• Task details
Among the entries below, how many lines hold the word "into"? Reply with the number only.

Saved entries:
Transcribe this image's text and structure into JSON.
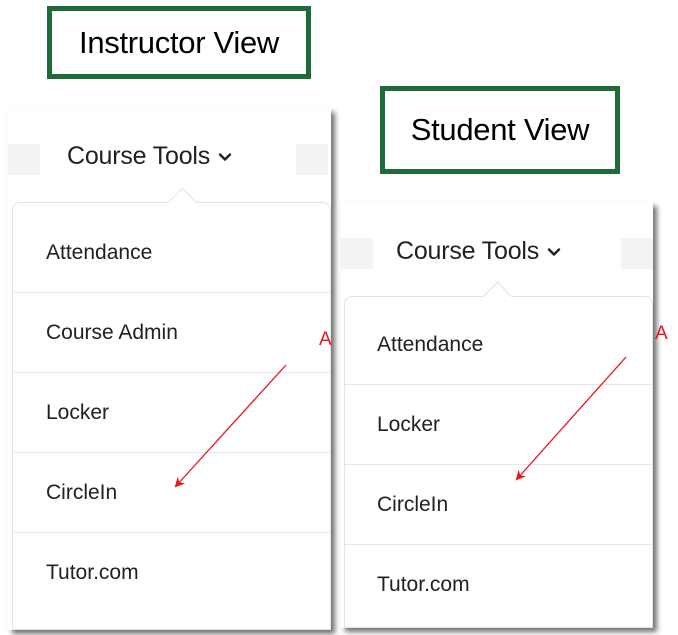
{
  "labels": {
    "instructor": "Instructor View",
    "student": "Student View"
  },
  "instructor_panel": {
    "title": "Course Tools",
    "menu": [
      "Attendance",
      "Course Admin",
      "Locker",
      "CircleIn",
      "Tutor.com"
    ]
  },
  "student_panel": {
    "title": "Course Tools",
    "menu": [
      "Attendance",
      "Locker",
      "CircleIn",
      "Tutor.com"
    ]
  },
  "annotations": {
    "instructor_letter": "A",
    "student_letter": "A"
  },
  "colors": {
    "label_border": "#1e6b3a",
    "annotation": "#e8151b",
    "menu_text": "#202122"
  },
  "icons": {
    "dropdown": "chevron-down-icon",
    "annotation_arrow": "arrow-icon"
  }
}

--

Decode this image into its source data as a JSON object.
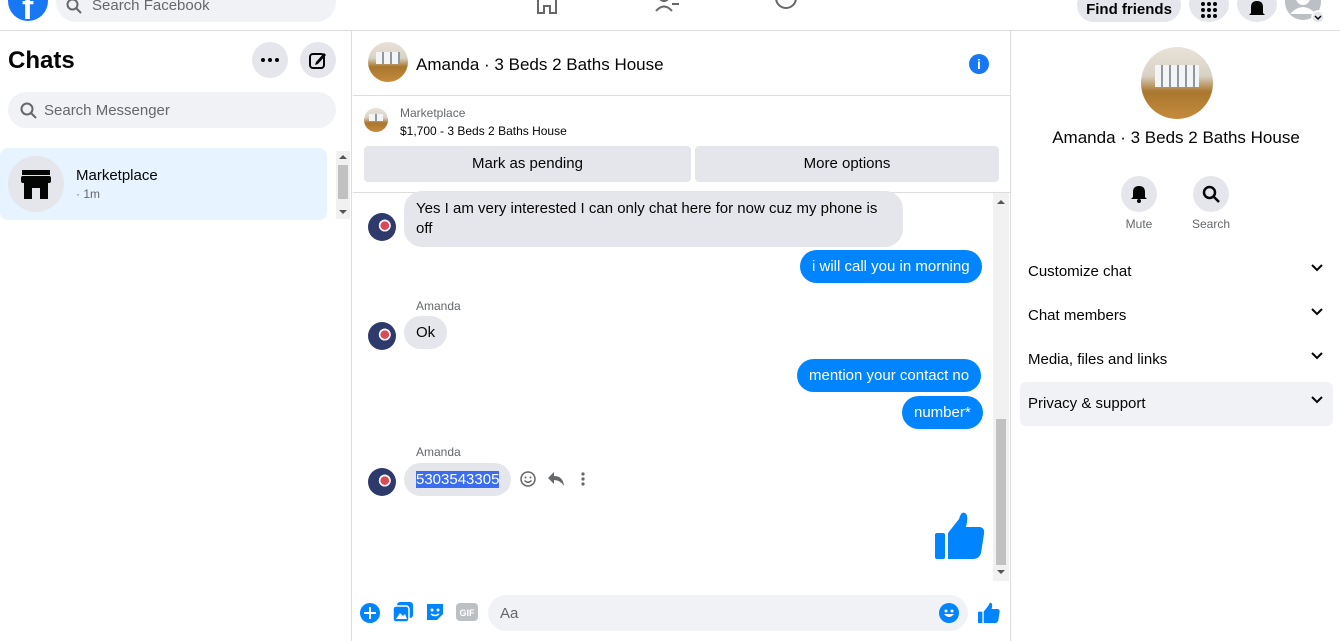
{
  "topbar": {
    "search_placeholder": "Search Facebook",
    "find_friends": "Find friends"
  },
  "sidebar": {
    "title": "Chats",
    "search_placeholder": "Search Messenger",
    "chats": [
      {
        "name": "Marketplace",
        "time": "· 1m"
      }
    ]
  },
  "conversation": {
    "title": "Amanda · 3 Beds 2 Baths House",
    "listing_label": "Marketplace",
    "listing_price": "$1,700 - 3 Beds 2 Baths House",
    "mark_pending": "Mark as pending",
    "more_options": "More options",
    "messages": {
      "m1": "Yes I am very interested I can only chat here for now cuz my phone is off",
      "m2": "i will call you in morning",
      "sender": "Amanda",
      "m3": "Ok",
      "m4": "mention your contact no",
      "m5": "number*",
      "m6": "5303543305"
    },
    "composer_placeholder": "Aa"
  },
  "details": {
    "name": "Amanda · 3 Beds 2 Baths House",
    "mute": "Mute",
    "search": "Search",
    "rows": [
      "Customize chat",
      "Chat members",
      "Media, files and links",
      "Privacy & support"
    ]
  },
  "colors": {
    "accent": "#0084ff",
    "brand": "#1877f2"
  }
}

• Answer to this problem
2